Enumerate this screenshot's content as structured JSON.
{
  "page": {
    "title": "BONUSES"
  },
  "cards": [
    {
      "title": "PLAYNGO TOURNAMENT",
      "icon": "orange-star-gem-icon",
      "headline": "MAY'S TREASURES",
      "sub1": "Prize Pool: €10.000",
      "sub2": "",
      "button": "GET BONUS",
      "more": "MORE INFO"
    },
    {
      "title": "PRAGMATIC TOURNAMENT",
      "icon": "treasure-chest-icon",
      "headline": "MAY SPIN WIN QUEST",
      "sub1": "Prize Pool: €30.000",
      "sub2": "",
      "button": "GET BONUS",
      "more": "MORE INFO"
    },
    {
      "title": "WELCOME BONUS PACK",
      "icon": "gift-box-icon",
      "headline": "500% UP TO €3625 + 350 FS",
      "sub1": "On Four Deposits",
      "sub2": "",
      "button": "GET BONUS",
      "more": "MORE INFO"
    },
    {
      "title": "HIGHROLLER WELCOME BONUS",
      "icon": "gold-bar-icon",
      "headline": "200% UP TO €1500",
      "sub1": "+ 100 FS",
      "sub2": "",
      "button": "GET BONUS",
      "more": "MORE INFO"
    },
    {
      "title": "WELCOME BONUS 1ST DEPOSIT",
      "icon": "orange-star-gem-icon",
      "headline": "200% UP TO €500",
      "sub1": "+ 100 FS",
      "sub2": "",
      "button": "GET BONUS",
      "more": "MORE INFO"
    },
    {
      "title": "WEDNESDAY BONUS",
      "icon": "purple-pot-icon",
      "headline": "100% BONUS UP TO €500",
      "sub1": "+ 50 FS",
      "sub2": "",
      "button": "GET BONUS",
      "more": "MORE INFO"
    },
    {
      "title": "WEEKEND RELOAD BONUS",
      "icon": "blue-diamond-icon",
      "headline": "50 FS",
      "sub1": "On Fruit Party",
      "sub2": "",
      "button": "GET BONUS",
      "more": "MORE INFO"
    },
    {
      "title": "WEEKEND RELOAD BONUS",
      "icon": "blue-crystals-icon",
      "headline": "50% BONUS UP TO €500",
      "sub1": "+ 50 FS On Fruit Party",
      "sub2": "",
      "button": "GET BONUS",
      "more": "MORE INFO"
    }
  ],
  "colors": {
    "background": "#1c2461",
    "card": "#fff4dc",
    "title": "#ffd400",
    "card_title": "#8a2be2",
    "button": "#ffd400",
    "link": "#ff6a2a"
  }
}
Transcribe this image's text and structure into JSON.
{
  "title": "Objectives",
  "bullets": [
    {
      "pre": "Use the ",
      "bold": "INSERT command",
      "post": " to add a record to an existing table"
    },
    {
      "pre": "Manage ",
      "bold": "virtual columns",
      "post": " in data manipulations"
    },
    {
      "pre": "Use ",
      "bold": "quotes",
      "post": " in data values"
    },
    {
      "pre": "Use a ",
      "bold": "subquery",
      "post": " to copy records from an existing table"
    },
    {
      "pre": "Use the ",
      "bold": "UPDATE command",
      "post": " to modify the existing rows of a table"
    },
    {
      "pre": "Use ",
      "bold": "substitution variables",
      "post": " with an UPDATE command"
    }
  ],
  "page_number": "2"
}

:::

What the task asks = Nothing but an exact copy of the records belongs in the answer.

Solution =
Enumerate this screenshot's content as structured JSON.
{
  "page": {
    "title": "BONUSES"
  },
  "cards": [
    {
      "title": "PLAYNGO TOURNAMENT",
      "icon": "orange-star-gem-icon",
      "headline": "MAY'S TREASURES",
      "sub1": "Prize Pool: €10.000",
      "sub2": "",
      "button": "GET BONUS",
      "more": "MORE INFO"
    },
    {
      "title": "PRAGMATIC TOURNAMENT",
      "icon": "treasure-chest-icon",
      "headline": "MAY SPIN WIN QUEST",
      "sub1": "Prize Pool: €30.000",
      "sub2": "",
      "button": "GET BONUS",
      "more": "MORE INFO"
    },
    {
      "title": "WELCOME BONUS PACK",
      "icon": "gift-box-icon",
      "headline": "500% UP TO €3625 + 350 FS",
      "sub1": "On Four Deposits",
      "sub2": "",
      "button": "GET BONUS",
      "more": "MORE INFO"
    },
    {
      "title": "HIGHROLLER WELCOME BONUS",
      "icon": "gold-bar-icon",
      "headline": "200% UP TO €1500",
      "sub1": "+ 100 FS",
      "sub2": "",
      "button": "GET BONUS",
      "more": "MORE INFO"
    },
    {
      "title": "WELCOME BONUS 1ST DEPOSIT",
      "icon": "orange-star-gem-icon",
      "headline": "200% UP TO €500",
      "sub1": "+ 100 FS",
      "sub2": "",
      "button": "GET BONUS",
      "more": "MORE INFO"
    },
    {
      "title": "WEDNESDAY BONUS",
      "icon": "purple-pot-icon",
      "headline": "100% BONUS UP TO €500",
      "sub1": "+ 50 FS",
      "sub2": "",
      "button": "GET BONUS",
      "more": "MORE INFO"
    },
    {
      "title": "WEEKEND RELOAD BONUS",
      "icon": "blue-diamond-icon",
      "headline": "50 FS",
      "sub1": "On Fruit Party",
      "sub2": "",
      "button": "GET BONUS",
      "more": "MORE INFO"
    },
    {
      "title": "WEEKEND RELOAD BONUS",
      "icon": "blue-crystals-icon",
      "headline": "50% BONUS UP TO €500",
      "sub1": "+ 50 FS On Fruit Party",
      "sub2": "",
      "button": "GET BONUS",
      "more": "MORE INFO"
    }
  ],
  "colors": {
    "background": "#1c2461",
    "card": "#fff4dc",
    "title": "#ffd400",
    "card_title": "#8a2be2",
    "button": "#ffd400",
    "link": "#ff6a2a"
  }
}
Transcribe this image's text and structure into JSON.
{
  "title": "Objectives",
  "bullets": [
    {
      "pre": "Use the ",
      "bold": "INSERT command",
      "post": " to add a record to an existing table"
    },
    {
      "pre": "Manage ",
      "bold": "virtual columns",
      "post": " in data manipulations"
    },
    {
      "pre": "Use ",
      "bold": "quotes",
      "post": " in data values"
    },
    {
      "pre": "Use a ",
      "bold": "subquery",
      "post": " to copy records from an existing table"
    },
    {
      "pre": "Use the ",
      "bold": "UPDATE command",
      "post": " to modify the existing rows of a table"
    },
    {
      "pre": "Use ",
      "bold": "substitution variables",
      "post": " with an UPDATE command"
    }
  ],
  "page_number": "2"
}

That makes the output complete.